Task to carry out => Return the listing below in full, with every line exactly as it is.

================================

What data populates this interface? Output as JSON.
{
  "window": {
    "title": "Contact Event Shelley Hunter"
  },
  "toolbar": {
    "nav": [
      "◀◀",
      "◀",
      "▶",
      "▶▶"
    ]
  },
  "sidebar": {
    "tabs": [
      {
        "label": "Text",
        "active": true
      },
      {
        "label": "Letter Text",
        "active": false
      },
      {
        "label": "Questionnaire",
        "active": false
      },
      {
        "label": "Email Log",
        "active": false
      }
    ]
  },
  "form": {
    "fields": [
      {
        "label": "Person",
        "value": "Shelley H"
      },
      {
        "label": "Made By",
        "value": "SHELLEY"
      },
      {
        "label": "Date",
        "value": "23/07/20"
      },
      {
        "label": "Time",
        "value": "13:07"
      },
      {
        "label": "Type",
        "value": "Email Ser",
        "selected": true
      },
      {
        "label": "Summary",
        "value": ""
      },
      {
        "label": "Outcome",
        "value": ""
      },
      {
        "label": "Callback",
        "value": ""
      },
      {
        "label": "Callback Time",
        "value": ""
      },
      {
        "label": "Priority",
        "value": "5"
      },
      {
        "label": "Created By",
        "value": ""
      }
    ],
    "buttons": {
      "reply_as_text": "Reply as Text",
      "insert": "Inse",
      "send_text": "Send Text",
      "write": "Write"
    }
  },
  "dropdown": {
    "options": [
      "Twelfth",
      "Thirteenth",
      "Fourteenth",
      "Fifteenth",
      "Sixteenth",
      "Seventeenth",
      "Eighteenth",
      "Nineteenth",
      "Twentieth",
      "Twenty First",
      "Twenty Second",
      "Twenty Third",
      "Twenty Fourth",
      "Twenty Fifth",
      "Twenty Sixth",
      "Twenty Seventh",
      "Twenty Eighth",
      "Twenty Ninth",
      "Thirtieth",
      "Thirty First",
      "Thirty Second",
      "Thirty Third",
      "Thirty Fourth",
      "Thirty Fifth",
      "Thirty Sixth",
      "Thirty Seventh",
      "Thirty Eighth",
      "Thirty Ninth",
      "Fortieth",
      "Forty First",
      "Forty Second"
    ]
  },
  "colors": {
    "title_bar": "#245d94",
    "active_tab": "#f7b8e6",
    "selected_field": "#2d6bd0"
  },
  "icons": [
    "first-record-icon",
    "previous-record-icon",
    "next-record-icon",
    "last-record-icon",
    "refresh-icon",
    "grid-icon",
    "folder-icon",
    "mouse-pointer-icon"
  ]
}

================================

Your solution =>
What data populates this interface? Output as JSON.
{
  "window": {
    "title": "Contact Event Shelley Hunter"
  },
  "toolbar": {
    "nav": [
      "◀◀",
      "◀",
      "▶",
      "▶▶"
    ]
  },
  "sidebar": {
    "tabs": [
      {
        "label": "Text",
        "active": true
      },
      {
        "label": "Letter Text",
        "active": false
      },
      {
        "label": "Questionnaire",
        "active": false
      },
      {
        "label": "Email Log",
        "active": false
      }
    ]
  },
  "form": {
    "fields": [
      {
        "label": "Person",
        "value": "Shelley H"
      },
      {
        "label": "Made By",
        "value": "SHELLEY"
      },
      {
        "label": "Date",
        "value": "23/07/20"
      },
      {
        "label": "Time",
        "value": "13:07"
      },
      {
        "label": "Type",
        "value": "Email Ser",
        "selected": true
      },
      {
        "label": "Summary",
        "value": ""
      },
      {
        "label": "Outcome",
        "value": ""
      },
      {
        "label": "Callback",
        "value": ""
      },
      {
        "label": "Callback Time",
        "value": ""
      },
      {
        "label": "Priority",
        "value": "5"
      },
      {
        "label": "Created By",
        "value": ""
      }
    ],
    "buttons": {
      "reply_as_text": "Reply as Text",
      "insert": "Inse",
      "send_text": "Send Text",
      "write": "Write"
    }
  },
  "dropdown": {
    "options": [
      "Twelfth",
      "Thirteenth",
      "Fourteenth",
      "Fifteenth",
      "Sixteenth",
      "Seventeenth",
      "Eighteenth",
      "Nineteenth",
      "Twentieth",
      "Twenty First",
      "Twenty Second",
      "Twenty Third",
      "Twenty Fourth",
      "Twenty Fifth",
      "Twenty Sixth",
      "Twenty Seventh",
      "Twenty Eighth",
      "Twenty Ninth",
      "Thirtieth",
      "Thirty First",
      "Thirty Second",
      "Thirty Third",
      "Thirty Fourth",
      "Thirty Fifth",
      "Thirty Sixth",
      "Thirty Seventh",
      "Thirty Eighth",
      "Thirty Ninth",
      "Fortieth",
      "Forty First",
      "Forty Second"
    ]
  },
  "colors": {
    "title_bar": "#245d94",
    "active_tab": "#f7b8e6",
    "selected_field": "#2d6bd0"
  },
  "icons": [
    "first-record-icon",
    "previous-record-icon",
    "next-record-icon",
    "last-record-icon",
    "refresh-icon",
    "grid-icon",
    "folder-icon",
    "mouse-pointer-icon"
  ]
}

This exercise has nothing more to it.